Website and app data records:
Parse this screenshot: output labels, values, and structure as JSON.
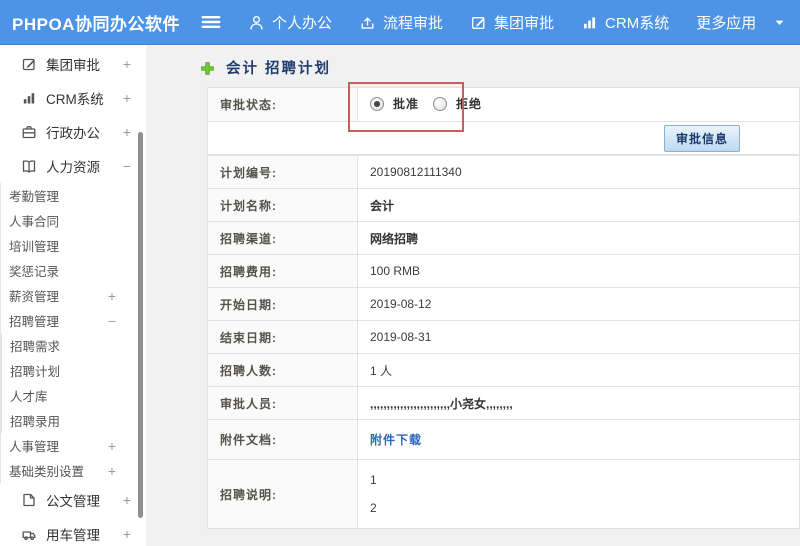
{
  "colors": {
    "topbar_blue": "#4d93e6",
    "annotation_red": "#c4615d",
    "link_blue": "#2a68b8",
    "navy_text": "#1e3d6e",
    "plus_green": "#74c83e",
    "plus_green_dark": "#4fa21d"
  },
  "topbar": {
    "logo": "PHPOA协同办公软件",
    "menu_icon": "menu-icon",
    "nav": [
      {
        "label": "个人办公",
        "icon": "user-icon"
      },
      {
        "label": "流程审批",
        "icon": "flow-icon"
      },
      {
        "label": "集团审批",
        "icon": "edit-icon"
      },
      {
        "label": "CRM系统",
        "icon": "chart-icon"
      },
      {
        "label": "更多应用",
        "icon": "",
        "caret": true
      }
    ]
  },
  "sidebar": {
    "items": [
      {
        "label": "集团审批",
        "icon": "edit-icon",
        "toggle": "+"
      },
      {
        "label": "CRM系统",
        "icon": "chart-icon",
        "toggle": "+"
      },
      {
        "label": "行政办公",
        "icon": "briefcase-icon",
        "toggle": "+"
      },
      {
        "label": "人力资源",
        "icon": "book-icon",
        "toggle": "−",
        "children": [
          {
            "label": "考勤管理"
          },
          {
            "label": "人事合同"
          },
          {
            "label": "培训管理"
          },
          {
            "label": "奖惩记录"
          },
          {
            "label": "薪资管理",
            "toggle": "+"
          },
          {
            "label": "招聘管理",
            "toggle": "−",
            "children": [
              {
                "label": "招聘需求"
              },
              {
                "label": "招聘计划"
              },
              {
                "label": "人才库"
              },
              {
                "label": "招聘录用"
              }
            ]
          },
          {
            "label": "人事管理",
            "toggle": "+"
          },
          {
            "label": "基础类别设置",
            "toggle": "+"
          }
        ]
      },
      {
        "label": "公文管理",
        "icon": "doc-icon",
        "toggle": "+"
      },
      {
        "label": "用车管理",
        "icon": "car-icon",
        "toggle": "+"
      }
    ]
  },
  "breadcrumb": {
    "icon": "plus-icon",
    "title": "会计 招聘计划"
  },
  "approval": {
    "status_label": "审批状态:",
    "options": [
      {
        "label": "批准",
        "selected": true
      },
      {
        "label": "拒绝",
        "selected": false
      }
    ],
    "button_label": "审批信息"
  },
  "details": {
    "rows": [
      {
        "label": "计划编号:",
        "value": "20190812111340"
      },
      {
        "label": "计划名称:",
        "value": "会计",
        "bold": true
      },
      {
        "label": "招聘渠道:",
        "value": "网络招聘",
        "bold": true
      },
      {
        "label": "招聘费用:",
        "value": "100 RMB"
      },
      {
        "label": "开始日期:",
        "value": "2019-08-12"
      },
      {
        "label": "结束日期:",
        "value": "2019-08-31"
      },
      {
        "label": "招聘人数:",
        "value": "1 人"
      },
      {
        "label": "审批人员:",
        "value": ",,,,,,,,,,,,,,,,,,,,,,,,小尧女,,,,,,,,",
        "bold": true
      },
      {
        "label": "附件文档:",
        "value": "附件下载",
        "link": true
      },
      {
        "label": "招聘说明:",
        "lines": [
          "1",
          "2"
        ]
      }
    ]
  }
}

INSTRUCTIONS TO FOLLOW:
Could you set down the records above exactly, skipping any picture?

RESPONSE AREA:
Parse this screenshot: output labels, values, and structure as JSON.
{
  "colors": {
    "topbar_blue": "#4d93e6",
    "annotation_red": "#c4615d",
    "link_blue": "#2a68b8",
    "navy_text": "#1e3d6e",
    "plus_green": "#74c83e",
    "plus_green_dark": "#4fa21d"
  },
  "topbar": {
    "logo": "PHPOA协同办公软件",
    "menu_icon": "menu-icon",
    "nav": [
      {
        "label": "个人办公",
        "icon": "user-icon"
      },
      {
        "label": "流程审批",
        "icon": "flow-icon"
      },
      {
        "label": "集团审批",
        "icon": "edit-icon"
      },
      {
        "label": "CRM系统",
        "icon": "chart-icon"
      },
      {
        "label": "更多应用",
        "icon": "",
        "caret": true
      }
    ]
  },
  "sidebar": {
    "items": [
      {
        "label": "集团审批",
        "icon": "edit-icon",
        "toggle": "+"
      },
      {
        "label": "CRM系统",
        "icon": "chart-icon",
        "toggle": "+"
      },
      {
        "label": "行政办公",
        "icon": "briefcase-icon",
        "toggle": "+"
      },
      {
        "label": "人力资源",
        "icon": "book-icon",
        "toggle": "−",
        "children": [
          {
            "label": "考勤管理"
          },
          {
            "label": "人事合同"
          },
          {
            "label": "培训管理"
          },
          {
            "label": "奖惩记录"
          },
          {
            "label": "薪资管理",
            "toggle": "+"
          },
          {
            "label": "招聘管理",
            "toggle": "−",
            "children": [
              {
                "label": "招聘需求"
              },
              {
                "label": "招聘计划"
              },
              {
                "label": "人才库"
              },
              {
                "label": "招聘录用"
              }
            ]
          },
          {
            "label": "人事管理",
            "toggle": "+"
          },
          {
            "label": "基础类别设置",
            "toggle": "+"
          }
        ]
      },
      {
        "label": "公文管理",
        "icon": "doc-icon",
        "toggle": "+"
      },
      {
        "label": "用车管理",
        "icon": "car-icon",
        "toggle": "+"
      }
    ]
  },
  "breadcrumb": {
    "icon": "plus-icon",
    "title": "会计 招聘计划"
  },
  "approval": {
    "status_label": "审批状态:",
    "options": [
      {
        "label": "批准",
        "selected": true
      },
      {
        "label": "拒绝",
        "selected": false
      }
    ],
    "button_label": "审批信息"
  },
  "details": {
    "rows": [
      {
        "label": "计划编号:",
        "value": "20190812111340"
      },
      {
        "label": "计划名称:",
        "value": "会计",
        "bold": true
      },
      {
        "label": "招聘渠道:",
        "value": "网络招聘",
        "bold": true
      },
      {
        "label": "招聘费用:",
        "value": "100 RMB"
      },
      {
        "label": "开始日期:",
        "value": "2019-08-12"
      },
      {
        "label": "结束日期:",
        "value": "2019-08-31"
      },
      {
        "label": "招聘人数:",
        "value": "1 人"
      },
      {
        "label": "审批人员:",
        "value": ",,,,,,,,,,,,,,,,,,,,,,,,小尧女,,,,,,,,",
        "bold": true
      },
      {
        "label": "附件文档:",
        "value": "附件下载",
        "link": true
      },
      {
        "label": "招聘说明:",
        "lines": [
          "1",
          "2"
        ]
      }
    ]
  }
}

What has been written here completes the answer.